On Twitter, we got asked the following question from Kajal;
@askascientist why does moon reflects white light tho it gets yellow from the sun?
— Be Happy (@KajalMeena) September 16, 2013
I can’t find any simple data swiftly about the moon’s spectral reflectance, but moon rock does look pretty neutral in colour, so indeed you might expect it to appear the same colour as the sun.
But… who said the sun is yellow? Japanese children usually draw the sun as red. The sun’s colour is a cultural construct rather than a physical one.
Physically the sun (well above the horizon) has a colour temperature of 5780 K which makes it a bluey-white.
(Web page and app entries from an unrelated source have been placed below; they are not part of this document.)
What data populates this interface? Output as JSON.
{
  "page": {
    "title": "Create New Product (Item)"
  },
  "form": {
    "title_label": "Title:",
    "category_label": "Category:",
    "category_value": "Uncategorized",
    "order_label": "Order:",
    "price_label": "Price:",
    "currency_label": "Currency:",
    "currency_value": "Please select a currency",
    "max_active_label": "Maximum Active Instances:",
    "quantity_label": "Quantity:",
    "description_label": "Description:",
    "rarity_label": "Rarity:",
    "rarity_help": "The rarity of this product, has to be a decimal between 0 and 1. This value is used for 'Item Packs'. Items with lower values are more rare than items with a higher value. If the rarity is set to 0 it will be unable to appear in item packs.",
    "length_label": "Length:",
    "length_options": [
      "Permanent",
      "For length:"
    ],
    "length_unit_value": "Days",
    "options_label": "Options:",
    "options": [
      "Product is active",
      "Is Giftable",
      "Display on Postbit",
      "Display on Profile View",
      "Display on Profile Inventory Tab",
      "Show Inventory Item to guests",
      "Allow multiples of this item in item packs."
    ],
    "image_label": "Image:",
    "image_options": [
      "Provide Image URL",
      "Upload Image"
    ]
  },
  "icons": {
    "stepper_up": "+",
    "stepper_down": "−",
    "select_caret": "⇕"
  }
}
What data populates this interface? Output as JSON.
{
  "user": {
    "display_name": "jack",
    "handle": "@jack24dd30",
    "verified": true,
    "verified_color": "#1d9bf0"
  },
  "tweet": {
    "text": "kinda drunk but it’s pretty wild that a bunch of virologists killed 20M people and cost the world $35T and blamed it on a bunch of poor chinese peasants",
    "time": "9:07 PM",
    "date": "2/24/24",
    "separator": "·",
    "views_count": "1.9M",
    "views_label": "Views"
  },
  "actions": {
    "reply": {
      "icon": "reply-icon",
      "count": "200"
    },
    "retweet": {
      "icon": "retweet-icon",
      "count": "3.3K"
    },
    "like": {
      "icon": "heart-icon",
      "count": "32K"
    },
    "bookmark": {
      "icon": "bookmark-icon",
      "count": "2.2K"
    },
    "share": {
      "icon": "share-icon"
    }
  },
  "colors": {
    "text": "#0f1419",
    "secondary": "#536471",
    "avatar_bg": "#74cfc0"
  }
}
Viewed from earth the sun can appear as anything from red, orange, yellow to white as it travels across the sky. The colour change is because atmospheric particles scatter the bluer end of the spectrum away from direct line of sight (which is why the sky is blue), and as the sun approaches the horizon, sunlight has to pass through more atmosphere. Similarly, if the moon is near the horizon, it may be seen as being yellow or orange depending on it’s position or how polluted the sky is.
P.S. Don’t ever look directly at the sun!